What is arbitration?

Arbitration is a form of dispute resolution where the disputing parties refer their disagreement to a mutually acceptable, knowledgeable, independent third party – an individual arbitrator or tribunal - and agree in advance to be bound by their determination following the presentation of each party's case. A tribunal may consist of any number of arbitrators, although, odd numbers are preferred to avoid a tie decision. Arbitration is an alternative to pursuing a court action, and generally, just as final and binding. This finality differs from mediation which is non-binding without the parties signing a settlement agreement.

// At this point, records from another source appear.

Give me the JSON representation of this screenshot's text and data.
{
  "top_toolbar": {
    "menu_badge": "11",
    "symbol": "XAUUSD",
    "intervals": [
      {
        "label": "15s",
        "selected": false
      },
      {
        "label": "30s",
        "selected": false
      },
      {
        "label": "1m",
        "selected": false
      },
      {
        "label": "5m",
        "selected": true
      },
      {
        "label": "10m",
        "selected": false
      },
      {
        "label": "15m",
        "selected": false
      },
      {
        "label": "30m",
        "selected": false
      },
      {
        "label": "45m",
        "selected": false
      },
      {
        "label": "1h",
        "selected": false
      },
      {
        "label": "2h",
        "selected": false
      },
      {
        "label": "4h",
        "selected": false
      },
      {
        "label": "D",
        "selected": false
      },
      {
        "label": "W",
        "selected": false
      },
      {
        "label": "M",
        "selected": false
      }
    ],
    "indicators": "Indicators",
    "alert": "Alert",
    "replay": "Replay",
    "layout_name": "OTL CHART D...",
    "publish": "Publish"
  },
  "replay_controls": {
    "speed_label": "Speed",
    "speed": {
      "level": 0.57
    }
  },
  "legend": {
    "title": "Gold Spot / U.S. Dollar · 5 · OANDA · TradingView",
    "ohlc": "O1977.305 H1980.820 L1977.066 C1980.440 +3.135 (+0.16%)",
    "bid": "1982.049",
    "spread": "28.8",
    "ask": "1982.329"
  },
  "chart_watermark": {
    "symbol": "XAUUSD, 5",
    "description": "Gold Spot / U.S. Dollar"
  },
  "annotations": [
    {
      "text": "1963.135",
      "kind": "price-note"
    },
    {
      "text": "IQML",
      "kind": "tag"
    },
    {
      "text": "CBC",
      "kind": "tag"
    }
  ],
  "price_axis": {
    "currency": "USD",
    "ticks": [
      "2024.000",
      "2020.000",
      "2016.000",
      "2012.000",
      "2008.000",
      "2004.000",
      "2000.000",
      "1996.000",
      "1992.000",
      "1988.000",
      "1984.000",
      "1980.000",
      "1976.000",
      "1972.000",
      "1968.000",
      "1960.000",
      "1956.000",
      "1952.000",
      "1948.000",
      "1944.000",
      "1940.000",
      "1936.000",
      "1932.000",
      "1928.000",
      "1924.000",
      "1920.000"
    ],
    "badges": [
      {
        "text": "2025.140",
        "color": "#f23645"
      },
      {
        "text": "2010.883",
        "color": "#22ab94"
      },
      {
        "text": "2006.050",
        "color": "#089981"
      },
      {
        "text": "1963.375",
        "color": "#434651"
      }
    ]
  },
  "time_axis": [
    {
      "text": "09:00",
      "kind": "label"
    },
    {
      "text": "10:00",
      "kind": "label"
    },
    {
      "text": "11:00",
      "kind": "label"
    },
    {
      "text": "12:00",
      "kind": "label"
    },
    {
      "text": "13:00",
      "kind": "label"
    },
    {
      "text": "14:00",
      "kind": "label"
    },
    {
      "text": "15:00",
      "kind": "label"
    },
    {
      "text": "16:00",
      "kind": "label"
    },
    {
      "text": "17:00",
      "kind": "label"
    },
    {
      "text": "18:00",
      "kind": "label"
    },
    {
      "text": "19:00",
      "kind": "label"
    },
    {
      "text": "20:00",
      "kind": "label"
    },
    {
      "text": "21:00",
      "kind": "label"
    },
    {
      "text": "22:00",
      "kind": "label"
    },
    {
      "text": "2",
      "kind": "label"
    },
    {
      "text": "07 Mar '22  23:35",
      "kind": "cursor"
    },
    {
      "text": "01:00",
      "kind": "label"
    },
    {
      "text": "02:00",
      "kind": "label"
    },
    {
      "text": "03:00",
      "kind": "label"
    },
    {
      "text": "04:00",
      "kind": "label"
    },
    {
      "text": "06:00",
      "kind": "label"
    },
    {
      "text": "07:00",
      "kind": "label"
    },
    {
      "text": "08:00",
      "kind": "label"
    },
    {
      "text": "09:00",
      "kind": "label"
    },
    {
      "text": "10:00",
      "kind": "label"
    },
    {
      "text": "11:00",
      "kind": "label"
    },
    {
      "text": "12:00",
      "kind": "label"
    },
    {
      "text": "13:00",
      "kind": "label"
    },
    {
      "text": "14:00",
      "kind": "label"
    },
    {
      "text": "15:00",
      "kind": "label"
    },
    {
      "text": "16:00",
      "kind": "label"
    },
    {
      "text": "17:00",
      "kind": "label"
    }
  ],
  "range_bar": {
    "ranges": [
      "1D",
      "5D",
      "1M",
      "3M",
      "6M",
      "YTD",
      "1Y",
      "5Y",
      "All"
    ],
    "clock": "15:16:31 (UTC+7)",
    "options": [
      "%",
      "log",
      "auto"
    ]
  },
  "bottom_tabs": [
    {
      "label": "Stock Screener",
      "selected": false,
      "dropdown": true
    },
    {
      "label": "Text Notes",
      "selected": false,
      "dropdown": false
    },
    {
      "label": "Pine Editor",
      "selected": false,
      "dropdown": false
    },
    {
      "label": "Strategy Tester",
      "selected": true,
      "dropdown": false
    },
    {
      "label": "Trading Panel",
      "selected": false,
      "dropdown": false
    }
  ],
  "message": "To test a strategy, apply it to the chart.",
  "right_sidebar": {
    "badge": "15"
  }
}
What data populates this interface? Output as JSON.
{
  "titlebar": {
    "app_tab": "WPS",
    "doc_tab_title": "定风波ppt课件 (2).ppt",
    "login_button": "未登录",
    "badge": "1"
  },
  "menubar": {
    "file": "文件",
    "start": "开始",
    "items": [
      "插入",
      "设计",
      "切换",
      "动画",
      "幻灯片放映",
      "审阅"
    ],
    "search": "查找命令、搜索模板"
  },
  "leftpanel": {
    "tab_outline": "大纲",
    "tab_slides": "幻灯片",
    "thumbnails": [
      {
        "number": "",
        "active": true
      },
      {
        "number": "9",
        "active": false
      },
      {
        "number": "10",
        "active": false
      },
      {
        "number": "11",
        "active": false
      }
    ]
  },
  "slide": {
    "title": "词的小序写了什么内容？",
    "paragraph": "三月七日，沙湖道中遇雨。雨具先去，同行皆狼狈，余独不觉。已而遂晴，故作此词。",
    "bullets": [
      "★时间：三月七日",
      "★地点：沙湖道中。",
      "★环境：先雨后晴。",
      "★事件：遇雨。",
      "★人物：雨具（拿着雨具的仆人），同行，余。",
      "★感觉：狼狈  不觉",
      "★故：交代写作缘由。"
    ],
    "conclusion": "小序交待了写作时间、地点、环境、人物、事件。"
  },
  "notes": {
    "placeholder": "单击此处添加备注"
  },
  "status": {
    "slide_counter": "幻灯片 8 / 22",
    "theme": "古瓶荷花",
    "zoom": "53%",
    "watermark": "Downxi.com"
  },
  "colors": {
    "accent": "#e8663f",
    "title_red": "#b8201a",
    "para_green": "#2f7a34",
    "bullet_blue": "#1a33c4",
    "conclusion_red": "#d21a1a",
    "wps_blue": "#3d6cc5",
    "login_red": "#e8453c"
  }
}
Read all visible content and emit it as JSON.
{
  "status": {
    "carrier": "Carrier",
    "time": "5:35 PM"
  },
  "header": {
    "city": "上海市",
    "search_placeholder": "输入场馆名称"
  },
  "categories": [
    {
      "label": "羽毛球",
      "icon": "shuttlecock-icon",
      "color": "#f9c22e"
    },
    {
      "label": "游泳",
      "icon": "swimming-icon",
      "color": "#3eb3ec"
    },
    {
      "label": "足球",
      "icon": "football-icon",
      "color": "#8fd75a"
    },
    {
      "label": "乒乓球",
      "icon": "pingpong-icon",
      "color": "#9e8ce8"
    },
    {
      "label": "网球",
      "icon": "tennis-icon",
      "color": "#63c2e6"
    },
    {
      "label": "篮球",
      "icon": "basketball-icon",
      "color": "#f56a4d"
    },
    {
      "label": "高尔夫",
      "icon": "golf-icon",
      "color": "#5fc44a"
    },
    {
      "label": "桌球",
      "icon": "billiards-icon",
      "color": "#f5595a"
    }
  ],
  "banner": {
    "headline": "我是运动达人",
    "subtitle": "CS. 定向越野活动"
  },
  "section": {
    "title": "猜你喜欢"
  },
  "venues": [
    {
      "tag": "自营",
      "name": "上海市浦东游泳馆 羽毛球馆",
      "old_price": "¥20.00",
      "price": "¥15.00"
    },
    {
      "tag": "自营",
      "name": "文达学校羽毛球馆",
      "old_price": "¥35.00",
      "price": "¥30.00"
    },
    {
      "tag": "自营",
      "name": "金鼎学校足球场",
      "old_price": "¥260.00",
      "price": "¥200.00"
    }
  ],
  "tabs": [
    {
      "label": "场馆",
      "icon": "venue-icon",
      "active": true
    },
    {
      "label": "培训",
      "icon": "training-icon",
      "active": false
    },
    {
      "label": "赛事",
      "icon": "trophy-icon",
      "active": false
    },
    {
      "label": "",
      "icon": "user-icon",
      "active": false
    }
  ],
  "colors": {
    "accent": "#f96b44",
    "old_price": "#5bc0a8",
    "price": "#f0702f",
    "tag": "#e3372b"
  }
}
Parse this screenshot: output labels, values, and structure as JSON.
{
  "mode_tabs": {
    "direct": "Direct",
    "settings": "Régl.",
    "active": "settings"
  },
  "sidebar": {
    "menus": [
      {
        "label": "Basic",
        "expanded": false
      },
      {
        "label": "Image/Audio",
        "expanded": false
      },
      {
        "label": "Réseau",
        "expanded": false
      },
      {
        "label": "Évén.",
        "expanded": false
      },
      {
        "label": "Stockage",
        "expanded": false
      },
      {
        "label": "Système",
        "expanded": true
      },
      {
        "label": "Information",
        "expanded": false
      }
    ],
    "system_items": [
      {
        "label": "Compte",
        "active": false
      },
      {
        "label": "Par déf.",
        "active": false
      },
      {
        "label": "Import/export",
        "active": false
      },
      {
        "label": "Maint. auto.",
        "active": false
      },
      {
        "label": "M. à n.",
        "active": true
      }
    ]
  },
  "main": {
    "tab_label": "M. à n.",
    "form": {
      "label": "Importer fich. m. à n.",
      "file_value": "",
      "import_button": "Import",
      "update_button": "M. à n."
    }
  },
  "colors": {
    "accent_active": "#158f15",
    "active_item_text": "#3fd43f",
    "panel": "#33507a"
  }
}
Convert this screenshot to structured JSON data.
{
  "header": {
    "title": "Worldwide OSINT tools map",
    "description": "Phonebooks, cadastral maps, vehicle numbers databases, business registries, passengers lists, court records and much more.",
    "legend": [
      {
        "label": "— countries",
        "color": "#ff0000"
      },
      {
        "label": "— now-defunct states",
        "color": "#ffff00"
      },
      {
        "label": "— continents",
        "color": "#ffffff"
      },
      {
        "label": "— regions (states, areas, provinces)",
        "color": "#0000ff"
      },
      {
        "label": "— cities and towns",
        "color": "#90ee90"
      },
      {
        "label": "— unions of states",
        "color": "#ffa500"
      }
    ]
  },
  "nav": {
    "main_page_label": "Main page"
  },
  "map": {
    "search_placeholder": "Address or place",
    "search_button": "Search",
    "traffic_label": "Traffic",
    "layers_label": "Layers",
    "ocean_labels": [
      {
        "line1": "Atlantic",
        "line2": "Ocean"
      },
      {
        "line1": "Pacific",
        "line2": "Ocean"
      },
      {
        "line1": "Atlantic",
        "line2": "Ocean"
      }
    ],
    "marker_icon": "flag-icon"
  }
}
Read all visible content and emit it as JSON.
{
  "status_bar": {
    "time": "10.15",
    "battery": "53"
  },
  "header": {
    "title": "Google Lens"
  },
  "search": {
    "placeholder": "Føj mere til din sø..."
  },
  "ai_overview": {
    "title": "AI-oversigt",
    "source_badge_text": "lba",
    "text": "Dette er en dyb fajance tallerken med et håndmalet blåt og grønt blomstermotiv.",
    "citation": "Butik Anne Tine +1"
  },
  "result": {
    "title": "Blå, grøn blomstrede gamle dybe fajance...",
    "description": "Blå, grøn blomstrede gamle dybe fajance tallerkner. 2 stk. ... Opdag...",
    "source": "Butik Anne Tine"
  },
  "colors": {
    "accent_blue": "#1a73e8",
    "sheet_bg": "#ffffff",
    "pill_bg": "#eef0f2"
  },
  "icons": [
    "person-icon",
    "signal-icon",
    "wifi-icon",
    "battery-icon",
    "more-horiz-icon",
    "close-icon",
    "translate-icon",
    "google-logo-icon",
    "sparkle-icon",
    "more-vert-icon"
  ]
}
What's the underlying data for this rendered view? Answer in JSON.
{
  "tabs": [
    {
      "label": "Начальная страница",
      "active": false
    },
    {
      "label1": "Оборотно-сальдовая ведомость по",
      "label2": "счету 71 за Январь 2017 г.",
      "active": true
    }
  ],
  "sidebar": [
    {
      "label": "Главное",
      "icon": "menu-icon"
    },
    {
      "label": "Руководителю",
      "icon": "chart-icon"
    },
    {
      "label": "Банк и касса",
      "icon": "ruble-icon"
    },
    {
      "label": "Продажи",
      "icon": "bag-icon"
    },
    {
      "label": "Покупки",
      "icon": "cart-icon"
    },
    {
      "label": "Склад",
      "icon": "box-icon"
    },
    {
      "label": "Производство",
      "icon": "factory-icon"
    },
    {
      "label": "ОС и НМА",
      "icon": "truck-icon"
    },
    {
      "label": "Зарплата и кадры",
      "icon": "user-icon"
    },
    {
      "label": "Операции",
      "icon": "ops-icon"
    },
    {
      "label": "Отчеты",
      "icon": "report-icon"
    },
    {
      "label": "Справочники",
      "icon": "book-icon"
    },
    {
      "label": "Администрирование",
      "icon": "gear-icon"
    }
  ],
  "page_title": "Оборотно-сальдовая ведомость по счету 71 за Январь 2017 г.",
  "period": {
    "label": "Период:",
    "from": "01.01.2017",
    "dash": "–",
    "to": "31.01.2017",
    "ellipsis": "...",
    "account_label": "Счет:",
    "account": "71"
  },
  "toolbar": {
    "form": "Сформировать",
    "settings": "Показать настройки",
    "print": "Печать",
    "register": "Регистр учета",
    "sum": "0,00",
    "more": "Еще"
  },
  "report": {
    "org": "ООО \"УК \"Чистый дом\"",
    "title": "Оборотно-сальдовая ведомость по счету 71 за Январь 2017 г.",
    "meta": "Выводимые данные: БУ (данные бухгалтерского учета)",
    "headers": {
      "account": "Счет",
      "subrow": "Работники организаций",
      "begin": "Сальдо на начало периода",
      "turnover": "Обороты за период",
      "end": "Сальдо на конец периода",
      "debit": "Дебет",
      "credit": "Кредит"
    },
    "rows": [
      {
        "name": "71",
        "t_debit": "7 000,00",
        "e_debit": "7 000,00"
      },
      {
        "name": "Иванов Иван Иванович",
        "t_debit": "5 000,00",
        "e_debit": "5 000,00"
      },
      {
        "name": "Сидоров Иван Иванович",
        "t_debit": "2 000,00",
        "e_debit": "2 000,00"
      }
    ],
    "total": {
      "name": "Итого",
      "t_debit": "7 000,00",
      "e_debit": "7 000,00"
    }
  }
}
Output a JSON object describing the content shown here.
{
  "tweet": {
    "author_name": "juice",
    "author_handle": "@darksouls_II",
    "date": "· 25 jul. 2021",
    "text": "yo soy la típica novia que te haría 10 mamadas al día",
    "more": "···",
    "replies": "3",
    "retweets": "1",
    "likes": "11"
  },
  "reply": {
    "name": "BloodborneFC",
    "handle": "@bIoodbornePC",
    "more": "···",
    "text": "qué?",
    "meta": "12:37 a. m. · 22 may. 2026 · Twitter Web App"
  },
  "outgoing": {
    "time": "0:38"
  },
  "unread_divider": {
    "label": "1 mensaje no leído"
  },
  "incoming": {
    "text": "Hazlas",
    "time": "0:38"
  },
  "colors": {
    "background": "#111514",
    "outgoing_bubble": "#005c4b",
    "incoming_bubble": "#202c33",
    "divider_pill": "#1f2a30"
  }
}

Conduct of such arbitrations is governed by the Arbitration Act of Ontario and the Arbitration Agreement parties will be asked to sign before the process commences. There are several advantages to arbitration compared to utilizing the courts to resolve disputes. Firstly, arbitration is faster and less costly. Disputes pursued in court can often take many years. However, with arbitration, these same disputes can be resolved in weeks or months. Arbitration is also conducted in private and is only made public with the consent of all parties to the dispute. This can ensure that confidential business information and personal affairs do not become public knowledge and available to competitors and others that you may not wish to become privy to such information as would happen within the court system. Further, should the dispute involve a complex matter, you and the party with whom you are in dispute may choose your arbitrator on the basis of his or her expertise and experience in your field. This opportunity would not arise in pursuing a court action.